Patients with diabetes who underwent heart bypass surgery to live longer when surgeons used an artery rather than a vein, when you create a shunt. This is evidenced by the results of a study published in the "Annals of Thoracic Surgery."
Scientists from the Royal Melbourne Hospital examined more than 63,000 cases of cardiac surgery from the database of the Australian and New Zealand Society of Cardiothoracic Surgeons. They identified 34,181 patients who underwent coronary artery bypass surgery for the first time, in the period from 2001 to 2012. Of these, 2017 people are diagnosed with diabetes, survived the operation using only the arteries (complete arterial revascularization) and 1967 with diabetes - standard operation, which is mainly used veins.

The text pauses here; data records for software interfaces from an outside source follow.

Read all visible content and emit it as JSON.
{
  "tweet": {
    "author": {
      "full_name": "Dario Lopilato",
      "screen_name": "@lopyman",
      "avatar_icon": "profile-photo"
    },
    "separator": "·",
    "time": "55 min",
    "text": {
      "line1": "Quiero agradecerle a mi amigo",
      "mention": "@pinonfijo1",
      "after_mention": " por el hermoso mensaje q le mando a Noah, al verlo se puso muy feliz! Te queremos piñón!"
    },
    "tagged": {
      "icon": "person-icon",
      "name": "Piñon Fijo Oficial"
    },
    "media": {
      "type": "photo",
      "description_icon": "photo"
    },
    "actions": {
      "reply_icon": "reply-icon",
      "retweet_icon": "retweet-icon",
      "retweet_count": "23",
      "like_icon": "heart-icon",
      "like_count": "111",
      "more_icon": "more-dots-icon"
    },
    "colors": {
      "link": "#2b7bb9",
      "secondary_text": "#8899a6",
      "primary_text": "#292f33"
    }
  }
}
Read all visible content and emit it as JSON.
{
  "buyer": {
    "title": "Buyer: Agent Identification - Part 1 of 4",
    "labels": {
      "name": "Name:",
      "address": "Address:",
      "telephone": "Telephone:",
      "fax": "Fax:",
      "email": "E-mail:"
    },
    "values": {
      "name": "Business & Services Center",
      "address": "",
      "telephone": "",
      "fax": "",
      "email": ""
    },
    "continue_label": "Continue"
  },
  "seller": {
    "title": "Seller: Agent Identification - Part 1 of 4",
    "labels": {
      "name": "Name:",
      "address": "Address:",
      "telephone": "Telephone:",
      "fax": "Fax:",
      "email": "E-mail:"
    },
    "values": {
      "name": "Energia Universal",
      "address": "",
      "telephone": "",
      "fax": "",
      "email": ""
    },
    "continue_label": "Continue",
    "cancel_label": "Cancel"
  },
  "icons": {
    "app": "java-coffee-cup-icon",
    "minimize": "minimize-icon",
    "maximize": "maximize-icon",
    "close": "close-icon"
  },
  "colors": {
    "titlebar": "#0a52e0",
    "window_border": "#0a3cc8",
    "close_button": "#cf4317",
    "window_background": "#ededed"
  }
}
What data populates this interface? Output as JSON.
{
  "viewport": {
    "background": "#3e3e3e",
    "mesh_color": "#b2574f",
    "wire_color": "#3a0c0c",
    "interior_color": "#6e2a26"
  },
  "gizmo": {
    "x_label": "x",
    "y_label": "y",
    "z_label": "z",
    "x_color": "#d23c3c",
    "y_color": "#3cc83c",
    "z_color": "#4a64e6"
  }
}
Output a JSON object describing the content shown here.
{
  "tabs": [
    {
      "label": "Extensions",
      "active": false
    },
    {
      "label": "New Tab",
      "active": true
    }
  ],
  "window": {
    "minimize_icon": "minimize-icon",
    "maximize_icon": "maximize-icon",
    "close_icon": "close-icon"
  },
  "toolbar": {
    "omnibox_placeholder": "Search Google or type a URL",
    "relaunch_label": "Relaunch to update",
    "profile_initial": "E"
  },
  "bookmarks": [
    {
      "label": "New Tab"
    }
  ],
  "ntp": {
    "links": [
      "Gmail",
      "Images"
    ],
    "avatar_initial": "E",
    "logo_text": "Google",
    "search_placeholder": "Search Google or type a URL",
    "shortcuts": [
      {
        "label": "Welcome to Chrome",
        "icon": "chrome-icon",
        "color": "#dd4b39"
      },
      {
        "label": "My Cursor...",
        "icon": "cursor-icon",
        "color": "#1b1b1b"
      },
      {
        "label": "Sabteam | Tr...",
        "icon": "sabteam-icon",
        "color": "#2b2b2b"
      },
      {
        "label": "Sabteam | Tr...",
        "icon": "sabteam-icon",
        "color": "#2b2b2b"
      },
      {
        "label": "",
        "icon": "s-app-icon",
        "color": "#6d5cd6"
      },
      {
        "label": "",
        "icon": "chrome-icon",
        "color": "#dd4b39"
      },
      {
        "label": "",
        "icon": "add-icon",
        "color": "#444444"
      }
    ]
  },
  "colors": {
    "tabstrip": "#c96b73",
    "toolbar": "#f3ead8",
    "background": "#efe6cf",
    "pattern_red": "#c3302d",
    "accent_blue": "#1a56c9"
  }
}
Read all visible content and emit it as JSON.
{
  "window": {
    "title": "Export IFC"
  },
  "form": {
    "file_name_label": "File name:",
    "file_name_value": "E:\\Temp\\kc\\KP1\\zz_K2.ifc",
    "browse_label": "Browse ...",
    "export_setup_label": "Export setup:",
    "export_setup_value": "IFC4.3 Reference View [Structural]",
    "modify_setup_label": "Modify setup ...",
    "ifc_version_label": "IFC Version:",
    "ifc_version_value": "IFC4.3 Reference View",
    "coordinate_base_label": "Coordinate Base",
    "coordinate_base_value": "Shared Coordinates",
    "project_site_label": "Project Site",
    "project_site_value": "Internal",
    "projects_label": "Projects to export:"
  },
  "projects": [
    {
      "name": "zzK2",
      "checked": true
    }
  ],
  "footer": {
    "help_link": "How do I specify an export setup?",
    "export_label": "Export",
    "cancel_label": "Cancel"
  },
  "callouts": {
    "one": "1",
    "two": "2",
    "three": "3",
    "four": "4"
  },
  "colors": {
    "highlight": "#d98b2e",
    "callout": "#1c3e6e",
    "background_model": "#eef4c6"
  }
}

In those situations where the complete arterial revascularization in patients with diabetes was significantly increased survival and improved long-term results. From 100 persons undergoing standard operation, the 10-year survival rate was observed in 78 diabetics. At the same time, the number of patients who underwent total arterial revascularization was 82 people at the same longevity.
The researchers also found that the use of arteries in aortocoronary bypass surgery does not increase the complication rate such as angina pectoris (chest pain), heart attacks, heart failure and re-hospitalization. Furthermore, the operation is quite achievable, and may be performed by any qualified and trained heart surgeon. Its implementation is necessary to increase the duration of life and improve its quality among diabetics, and reduce medical costs.
Based on materials news-medical.net